Director: Vince Marcello
Writer: Vince Marcello, Jay Arnold
Cinematographer: Anastas N. Michos
Editor: Paul Millspaugh
Cast: Joey King, Joel Courtney, Jacob Elordi, Maisie Richardson-Sellers, Taylor Perez
Producer: Ed Glauser, Andrew Cole-Bulgin, Vince Marcello, Michele Weisler
Streaming Platform: Netflix
There is something charming about the friendship between Elle Evans (Joey King) and Lee Flynn (Joel Courtney), one that continues the tapestry of their mother’s thick-as-blood-warm-as-LA proximity. It has this radical no-sex-touch quality that also never feels like sibling-hood, as if they are wired to never feel anything for each other from the nether-regions of the body. (There isn’t even a moment when they attempt to kiss and realize it’s awful, and revert to platonic-hood.)
Elle’s mother is no more and so their families flow into this unspoken, uneasy relationship between what is and isn’t permissible. The waters get tested when Elle finds herself attracted to Noah (Jacob Elordi), Lee’s elder brother, the high-school lothario in a leather jacket. But by the end of the first The Kissing Booth, they are together, and Noah heads to Harvard, on the other side of the country. The trappings of a long-distance relationship sets up one of the main conflicts in The Kissing Booth 2, also based on Beth Reekles’ books. The other is a new entrant to the high school, the “seriously luscious” Mario (Taylor Perez) who serenades in Spanish and smirks in the satanic tongue of teenage lust.
Elle and Lee’s friendship is covenanted. They want to remain friends together-forever that they decided to pen down clauses to steer the friendship in the right direction. The tension comes when their innermost longings or intuitions go against these clauses. It’s a fascinating construction of friendship where legalese and affections are interchangeable. It is also a bit on the nose and frustrating when they keep citing it to each other.
Similar to To All The Boys, the second part of this series has affections that feel much more immediate, for the characters are already set up, and the only job remaining now is to cohere the characters into a pulpy plot. This movie does that very well, folding within the teenage hormones a dance competition, college applications, friendship that is tested by love, and love that is tested by distance.
Both the boys who have their eyes on Elle are endowed with abs, silver chains, sharp noses and right-out-of-bed gruff deep voices. Both bite their lips, smirk, purse and stare, and it is disgusting how effective all of it is. Even the puerile punches like saying something on the school speaker by mistake humour.
There is a fairytale quality to this movie where students spend hours in the arcade near rose tinted sunny piers, guzzling gas as they drive on bikes and spend lonely hours under the O of the Hollywood Sign. The central conceit of putting up a ‘Kissing Booth’ is here too, but instead of being the space where the drama unspools as in the first part, here, the booth becomes a site of closure.
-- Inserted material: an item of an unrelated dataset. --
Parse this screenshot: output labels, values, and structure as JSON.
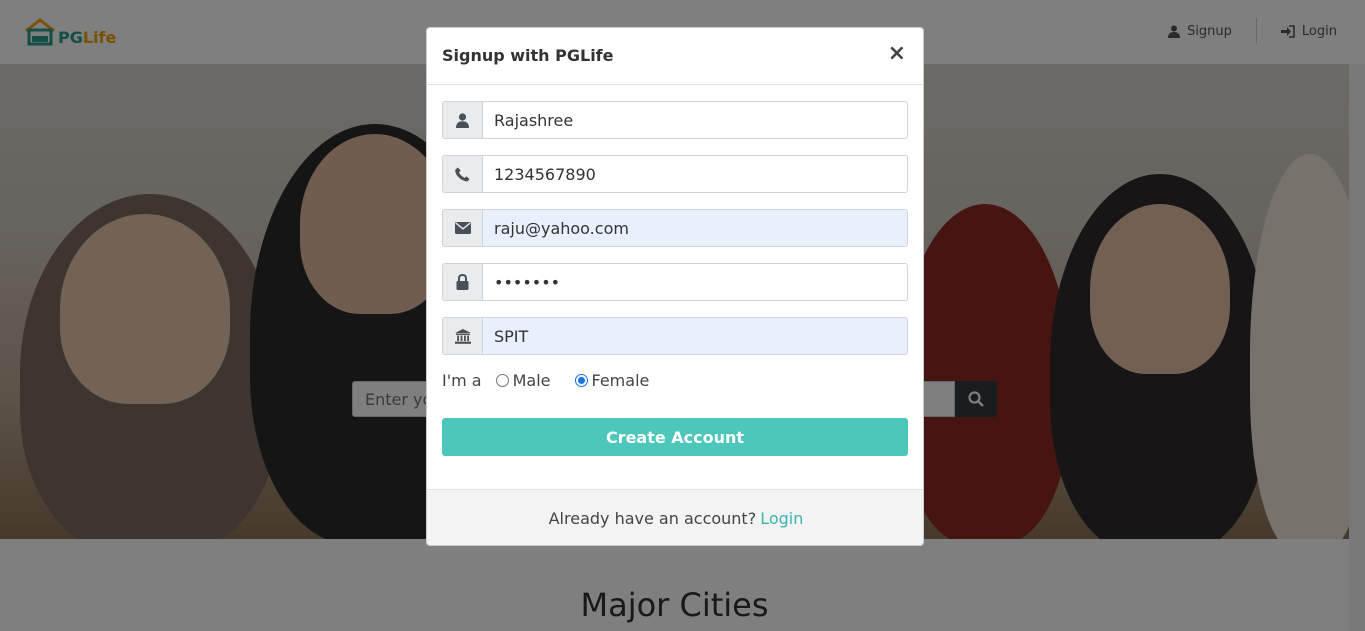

Noah at Harvard befriends a black British beauty, Chloe Winthrop (Maisie Richardson-Sellers) who regales with stories of adventures by the River Zambezi in perfectly glossed lips, and this becomes cause for insecurity in Elle and friction in their relationship. This friction is intensified because everyone just prefers to elude confrontation, but it is ironic because everything in the story is tumbling ferociously towards a heated confrontation where all evidence is checked, refuted and concluded in kisses and proclamations of love.
What I loved about the first Kissing Booth which is also what I loved about this one is how it ends giving closure to all characters vis-a-vis each other, but not as individuals. Everyone knows how everyone feels about each other, but not themselves. This is perhaps because the point of such stories is to give us two people to root for together, and not one person to always hold close; an individual exists for the sole reason to be coupled. There is also a sweet homosexual side-story that gets its due. When the lovers finally kiss as they will, as you must have predicted, the boy looks around at everyone to see that… hey, no one is booing me, I can kiss a boy I like and it’s alright. This is entirely unlike the straight pairings, where a kiss is a longing stare and its aftermath is a loving stare. Oh the trappings of sweet love untested by time or tide.